When you’re a military spouse who relocates with your service member, you may face some job search challenges. But, when you’re a military spouse who relocates, and is a licensed professional and wants to maintain that license so you can get a new job too, there is a whole different set of challenges.
Since military spouses frequently relocate, they are encouraged to find portable careers.
“Yet, many of the most portable jobs come with a catch: You need to be state-certified to work in the field, and for many spouses, that’s an ongoing nightmare,” said Barb Poole, career strategist and writer at hireimaging.com. “The Defense Department has taken notice of the issue, and its state liaison office has begun working with state legislatures to enact laws to at least lower the hurdles military families face when moving to a new state,” she added. “Unfortunately, to date, not all states have passed favorable military spouse credentialing legislation.”
Be ready to take on the load of researching the licensure or certification requirements for your new state. And, be forewarned, depending on your field, that can potentially mean lots of time and money. Take lawyers, for example.
“Relocating lawyers may have to take the State Bar Exam – again,” said Jim Wojtak, senior career coach at Impact Career Group (impactgrouphr.com). Usually that means lots of study time. And, maybe the exam is only offered once or twice a year. This could cost $1,000 to $2,000 and you have to wait months for the results,” he added. “So, now you are in limbo.”
This can seem a little extreme, but it happens. Other situations you may be faced with are: a license not being required in one state, but required in another. Or, the licensing requirements could be different and sometimes feel trivial.
“I remember a teacher who moved and was required to take a state government course on her new state and another who moved to a different state and had to take a state ethics course,” Wojtak said.
Maybe these aren’t huge hurdles, but they are hurdles, none-the-less. And, if you aren’t expecting them, they can delay your entry into the new job market.
Poole and Wojtak suggest the following ways to potentially save a boatload of time, money and aggravation.
“Contact your state licensing board as soon as you know of the move, to inquire about their licensing process,” Poole said. “Ask if they recognize a license from another state (also known as having reciprocity), offer a temporary license or expedited review process.”
Often, these situations may only require small licensing fees, fingerprinting fees or a review of your credentials, so they definitely save time and money.
“Explore your career field to find out if there are jobs that require the experience, but not the license,” Wojtak said. For example, if you are a licensed attorney in one state you may be able to teach a law course at a community college in another state and not need a license for that.”
“Get involved in professional associations through in-person or on-line (LinkedIn Groups etc.) to stay connected with those who have your similar credentials, and often relocation stories,” Poole said. “Find out how others have kept their cost down, any strategies they’ve used that made the processes a bit more seamless.”
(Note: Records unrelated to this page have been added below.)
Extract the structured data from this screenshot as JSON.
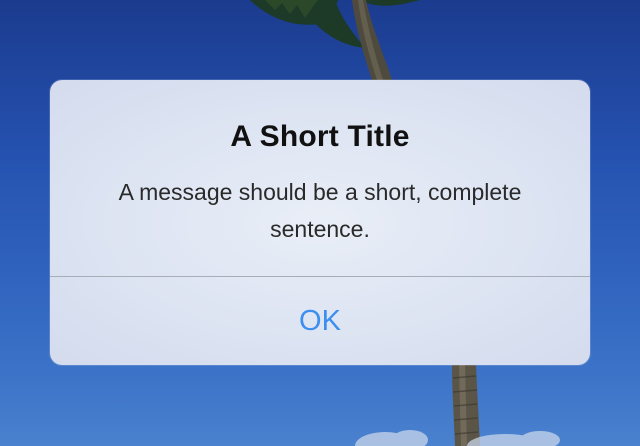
{
  "alert": {
    "title": "A Short Title",
    "message": "A message should be a short, complete sentence.",
    "button_label": "OK"
  },
  "colors": {
    "button_text": "#3c8ef0",
    "wallpaper_sky": "#2552b0"
  }
}
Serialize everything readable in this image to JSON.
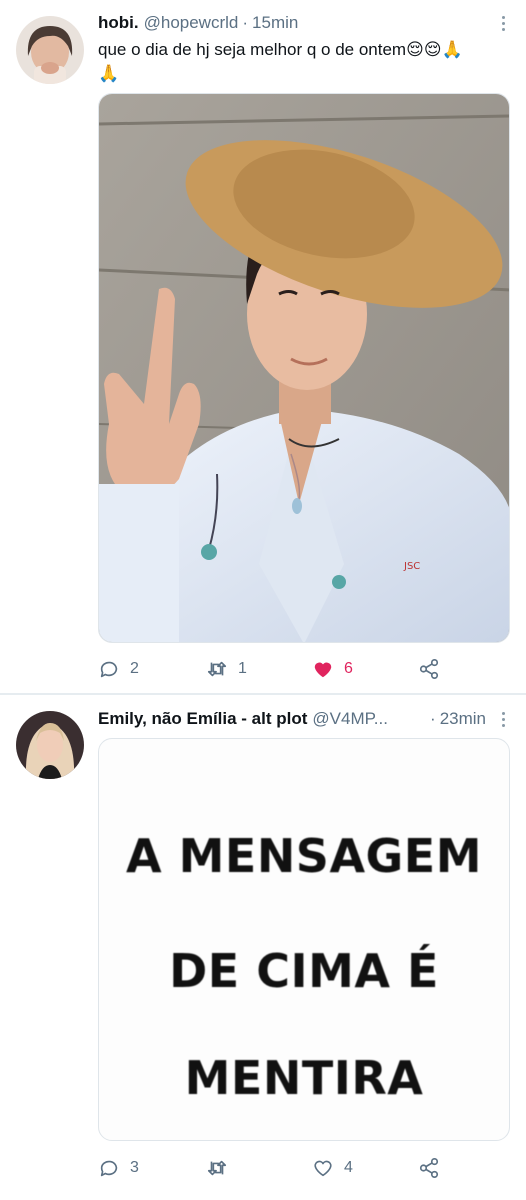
{
  "tweets": [
    {
      "name": "hobi.",
      "handle": "@hopewcrld",
      "separator": "·",
      "time": "15min",
      "text": "que o dia de hj seja melhor q o de ontem",
      "emojis": [
        "relieved-face",
        "relieved-face",
        "folded-hands",
        "folded-hands"
      ],
      "actions": {
        "replies": "2",
        "retweets": "1",
        "likes": "6",
        "liked": true
      }
    },
    {
      "name": "Emily, não Emília - alt plot",
      "handle": "@V4MP...",
      "separator": "·",
      "time": "23min",
      "meme_lines": [
        "A MENSAGEM",
        "DE CIMA É",
        "MENTIRA"
      ],
      "actions": {
        "replies": "3",
        "retweets": "",
        "likes": "4",
        "liked": false
      }
    }
  ],
  "colors": {
    "like_active": "#e0245e",
    "icon_gray": "#5b7083",
    "divider": "#e6ecf0"
  }
}
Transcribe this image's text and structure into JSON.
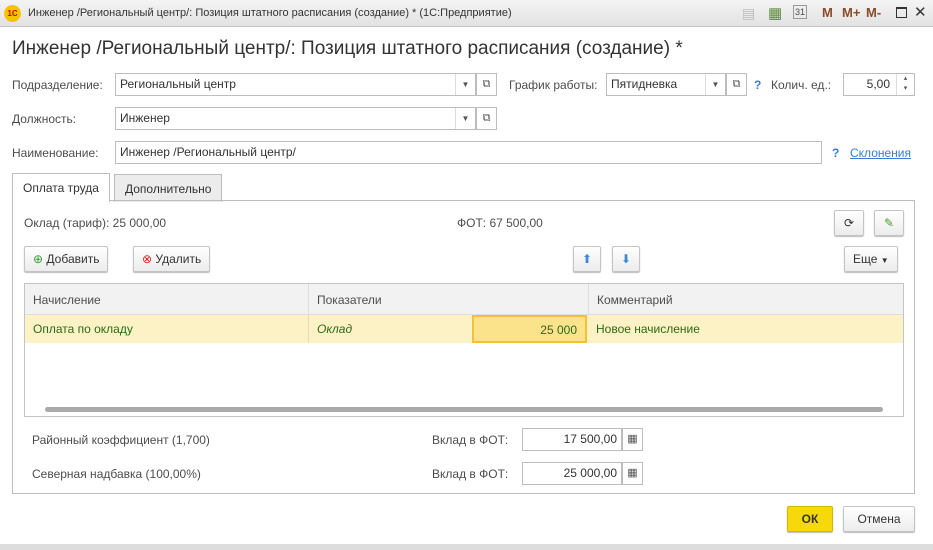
{
  "window": {
    "title": "Инженер /Региональный центр/: Позиция штатного расписания (создание) *  (1С:Предприятие)",
    "logo": "1С",
    "buttons": [
      "M",
      "M+",
      "M-"
    ]
  },
  "header": {
    "title": "Инженер /Региональный центр/: Позиция штатного расписания (создание) *"
  },
  "form": {
    "department_label": "Подразделение:",
    "department": "Региональный центр",
    "schedule_label": "График работы:",
    "schedule": "Пятидневка",
    "qty_label": "Колич. ед.:",
    "qty": "5,00",
    "position_label": "Должность:",
    "position": "Инженер",
    "name_label": "Наименование:",
    "name": "Инженер /Региональный центр/",
    "help": "?",
    "declension_link": "Склонения"
  },
  "tabs": [
    {
      "label": "Оплата труда"
    },
    {
      "label": "Дополнительно"
    }
  ],
  "pay": {
    "salary": "Оклад (тариф): 25 000,00",
    "fot": "ФОТ: 67 500,00",
    "add": "Добавить",
    "delete": "Удалить",
    "more": "Еще",
    "columns": [
      "Начисление",
      "Показатели",
      "Комментарий"
    ],
    "rows": [
      {
        "accrual": "Оплата по окладу",
        "indicator": "Оклад",
        "value": "25 000",
        "comment": "Новое начисление"
      }
    ],
    "regional_label": "Районный коэффициент (1,700)",
    "regional_contrib_label": "Вклад в ФОТ:",
    "regional_contrib": "17 500,00",
    "north_label": "Северная надбавка (100,00%)",
    "north_contrib_label": "Вклад в ФОТ:",
    "north_contrib": "25 000,00"
  },
  "footer": {
    "ok": "ОК",
    "cancel": "Отмена"
  }
}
Although professional associations do not license or certify professionals, they will be up-to-date on issues with doing so, making them a great first contact, Wojtak said..
“Find out if your career has a national board certification, like the National Board for Teaching Standards” Wojtak said. “You may be surprised at the advantages beyond easily transferring your credentials. If you are a nationally board-certified teacher, school districts may have incentives such as reimbursement for certification costs and annual bonuses,” he added. “In some states, they even seek out teachers with this credential.”
“Many employers (including the military) offer spouses relocation services,” said Poole. “Investigate what might be available to you; and whether it encompasses licensing and credential assistance.”
Some employers also help with job search and career counseling.
“Find out whether you can get tax deductions for any of your work-related educational expenses that either the law or your employer requires, in order for you to keep your job,” Wojtak said.
Visit these web sites for additional information and resources:
Department of Labor License Finder: http://www.careeronestop.org/FindTraining/Types/do-you-need-a-license.aspx
Department of Labor Certification Finder: http://www.careeronestop.org/FindTraining/Types/certifications.aspx?&frd=true
Department of Defense and State Partenerships for state licensing and career credentials initiative: USA4MilitaryFamilies
My Career Advancement Account: grants to pursue licenses, certifications, etc. https://aiportal.acc.af.mil/mycaa